### Activity
Every line below must be reproduced exactly; no pictures are to be included.

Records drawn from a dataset
------------------------

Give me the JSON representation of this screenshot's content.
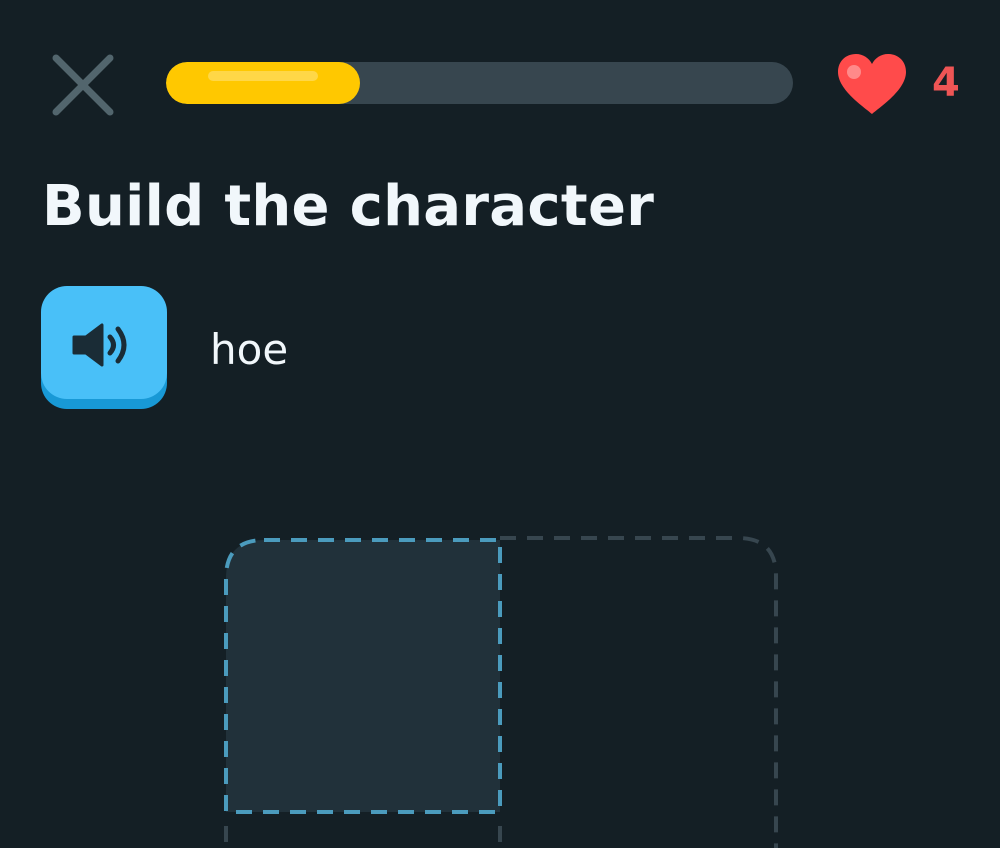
{
  "header": {
    "close_icon": "close-icon",
    "progress": 0.31,
    "progress_color": "#ffc800",
    "track_color": "#37464f",
    "heart_icon": "heart-icon",
    "hearts_count": "4",
    "hearts_color": "#ee5555"
  },
  "exercise": {
    "title": "Build the character",
    "audio_icon": "speaker-icon",
    "audio_button_color": "#49c0f8",
    "prompt_word": "hoe"
  },
  "character_grid": {
    "cells": [
      "top-left",
      "top-right",
      "bottom-left",
      "bottom-right"
    ],
    "active_cell": "top-left",
    "active_border_color": "#4b9bbd",
    "inactive_border_color": "#37464f"
  }
}
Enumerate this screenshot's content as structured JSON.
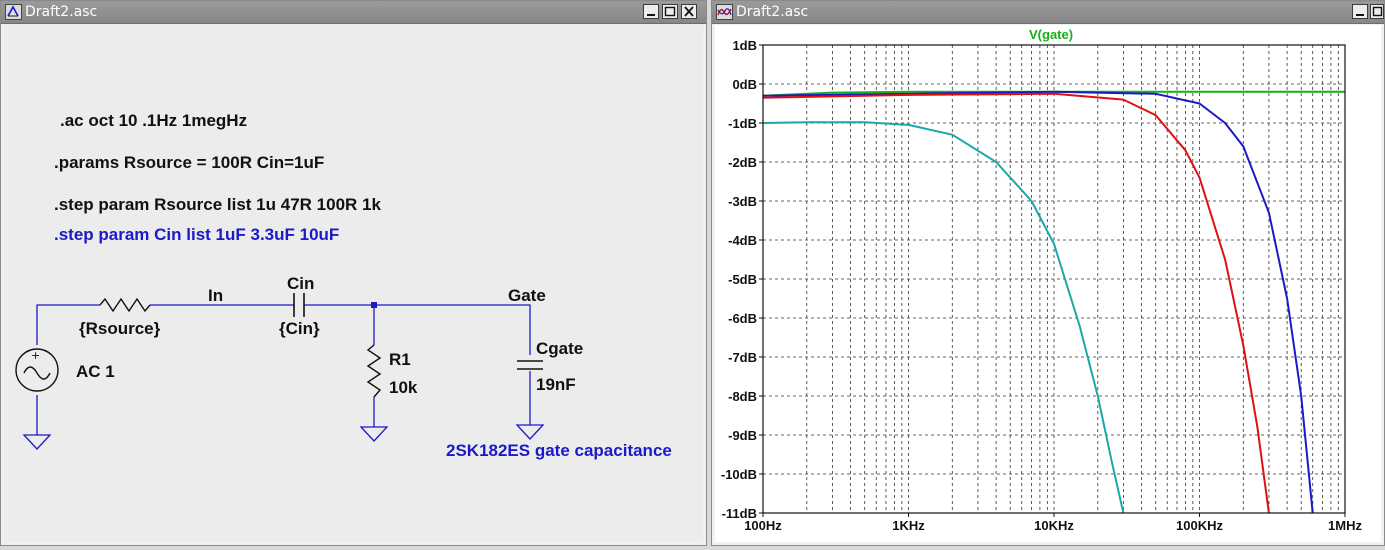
{
  "windows": {
    "schematic": {
      "title": "Draft2.asc"
    },
    "waveform": {
      "title": "Draft2.asc"
    }
  },
  "schematic": {
    "directives": {
      "ac": ".ac oct 10 .1Hz 1megHz",
      "params": ".params Rsource = 100R Cin=1uF",
      "step_rsource": ".step param Rsource list 1u 47R 100R 1k",
      "step_cin": ".step param Cin list 1uF 3.3uF 10uF"
    },
    "labels": {
      "net_in": "In",
      "net_gate": "Gate",
      "rsource_value": "{Rsource}",
      "cin_name": "Cin",
      "cin_value": "{Cin}",
      "r1_name": "R1",
      "r1_value": "10k",
      "cgate_name": "Cgate",
      "cgate_value": "19nF",
      "source_value": "AC 1",
      "comment": "2SK182ES gate capacitance"
    },
    "colors": {
      "wire": "#1a1ac8",
      "text": "#111111",
      "comment": "#1a1ac8"
    }
  },
  "chart_data": {
    "type": "line",
    "title": "V(gate)",
    "xlabel": "",
    "ylabel": "",
    "x_scale": "log",
    "xlim": [
      100,
      1000000
    ],
    "ylim": [
      -11,
      1
    ],
    "grid": true,
    "x_tick_labels": [
      "100Hz",
      "1KHz",
      "10KHz",
      "100KHz",
      "1MHz"
    ],
    "y_tick_labels": [
      "1dB",
      "0dB",
      "-1dB",
      "-2dB",
      "-3dB",
      "-4dB",
      "-5dB",
      "-6dB",
      "-7dB",
      "-8dB",
      "-9dB",
      "-10dB",
      "-11dB"
    ],
    "title_color": "#17b017",
    "series": [
      {
        "color": "#17b017",
        "x": [
          100,
          300,
          1000,
          10000,
          100000,
          1000000
        ],
        "y": [
          -0.3,
          -0.22,
          -0.2,
          -0.2,
          -0.2,
          -0.2
        ]
      },
      {
        "color": "#1a1ac8",
        "x": [
          100,
          1000,
          10000,
          50000,
          100000,
          150000,
          200000,
          300000,
          400000,
          500000,
          600000
        ],
        "y": [
          -0.3,
          -0.25,
          -0.2,
          -0.25,
          -0.5,
          -1.0,
          -1.6,
          -3.3,
          -5.5,
          -8.0,
          -11.0
        ]
      },
      {
        "color": "#e01010",
        "x": [
          100,
          1000,
          10000,
          30000,
          50000,
          80000,
          100000,
          150000,
          200000,
          250000,
          300000
        ],
        "y": [
          -0.35,
          -0.28,
          -0.25,
          -0.4,
          -0.8,
          -1.7,
          -2.4,
          -4.5,
          -6.7,
          -8.8,
          -11.0
        ]
      },
      {
        "color": "#1aa8a8",
        "x": [
          100,
          200,
          500,
          1000,
          2000,
          4000,
          7000,
          10000,
          15000,
          20000,
          25000,
          30000
        ],
        "y": [
          -1.0,
          -0.98,
          -0.98,
          -1.05,
          -1.3,
          -2.0,
          -3.0,
          -4.1,
          -6.2,
          -8.0,
          -9.7,
          -11.0
        ]
      }
    ]
  }
}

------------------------

### Solved exercise
Give me the JSON representation of this screenshot's content.
{
  "header": {
    "close_icon": "close-icon",
    "progress": 0.31,
    "progress_color": "#ffc800",
    "track_color": "#37464f",
    "heart_icon": "heart-icon",
    "hearts_count": "4",
    "hearts_color": "#ee5555"
  },
  "exercise": {
    "title": "Build the character",
    "audio_icon": "speaker-icon",
    "audio_button_color": "#49c0f8",
    "prompt_word": "hoe"
  },
  "character_grid": {
    "cells": [
      "top-left",
      "top-right",
      "bottom-left",
      "bottom-right"
    ],
    "active_cell": "top-left",
    "active_border_color": "#4b9bbd",
    "inactive_border_color": "#37464f"
  }
}
Enumerate this screenshot's content as structured JSON.
{
  "windows": {
    "schematic": {
      "title": "Draft2.asc"
    },
    "waveform": {
      "title": "Draft2.asc"
    }
  },
  "schematic": {
    "directives": {
      "ac": ".ac oct 10 .1Hz 1megHz",
      "params": ".params Rsource = 100R Cin=1uF",
      "step_rsource": ".step param Rsource list 1u 47R 100R 1k",
      "step_cin": ".step param Cin list 1uF 3.3uF 10uF"
    },
    "labels": {
      "net_in": "In",
      "net_gate": "Gate",
      "rsource_value": "{Rsource}",
      "cin_name": "Cin",
      "cin_value": "{Cin}",
      "r1_name": "R1",
      "r1_value": "10k",
      "cgate_name": "Cgate",
      "cgate_value": "19nF",
      "source_value": "AC 1",
      "comment": "2SK182ES gate capacitance"
    },
    "colors": {
      "wire": "#1a1ac8",
      "text": "#111111",
      "comment": "#1a1ac8"
    }
  },
  "chart_data": {
    "type": "line",
    "title": "V(gate)",
    "xlabel": "",
    "ylabel": "",
    "x_scale": "log",
    "xlim": [
      100,
      1000000
    ],
    "ylim": [
      -11,
      1
    ],
    "grid": true,
    "x_tick_labels": [
      "100Hz",
      "1KHz",
      "10KHz",
      "100KHz",
      "1MHz"
    ],
    "y_tick_labels": [
      "1dB",
      "0dB",
      "-1dB",
      "-2dB",
      "-3dB",
      "-4dB",
      "-5dB",
      "-6dB",
      "-7dB",
      "-8dB",
      "-9dB",
      "-10dB",
      "-11dB"
    ],
    "title_color": "#17b017",
    "series": [
      {
        "color": "#17b017",
        "x": [
          100,
          300,
          1000,
          10000,
          100000,
          1000000
        ],
        "y": [
          -0.3,
          -0.22,
          -0.2,
          -0.2,
          -0.2,
          -0.2
        ]
      },
      {
        "color": "#1a1ac8",
        "x": [
          100,
          1000,
          10000,
          50000,
          100000,
          150000,
          200000,
          300000,
          400000,
          500000,
          600000
        ],
        "y": [
          -0.3,
          -0.25,
          -0.2,
          -0.25,
          -0.5,
          -1.0,
          -1.6,
          -3.3,
          -5.5,
          -8.0,
          -11.0
        ]
      },
      {
        "color": "#e01010",
        "x": [
          100,
          1000,
          10000,
          30000,
          50000,
          80000,
          100000,
          150000,
          200000,
          250000,
          300000
        ],
        "y": [
          -0.35,
          -0.28,
          -0.25,
          -0.4,
          -0.8,
          -1.7,
          -2.4,
          -4.5,
          -6.7,
          -8.8,
          -11.0
        ]
      },
      {
        "color": "#1aa8a8",
        "x": [
          100,
          200,
          500,
          1000,
          2000,
          4000,
          7000,
          10000,
          15000,
          20000,
          25000,
          30000
        ],
        "y": [
          -1.0,
          -0.98,
          -0.98,
          -1.05,
          -1.3,
          -2.0,
          -3.0,
          -4.1,
          -6.2,
          -8.0,
          -9.7,
          -11.0
        ]
      }
    ]
  }
}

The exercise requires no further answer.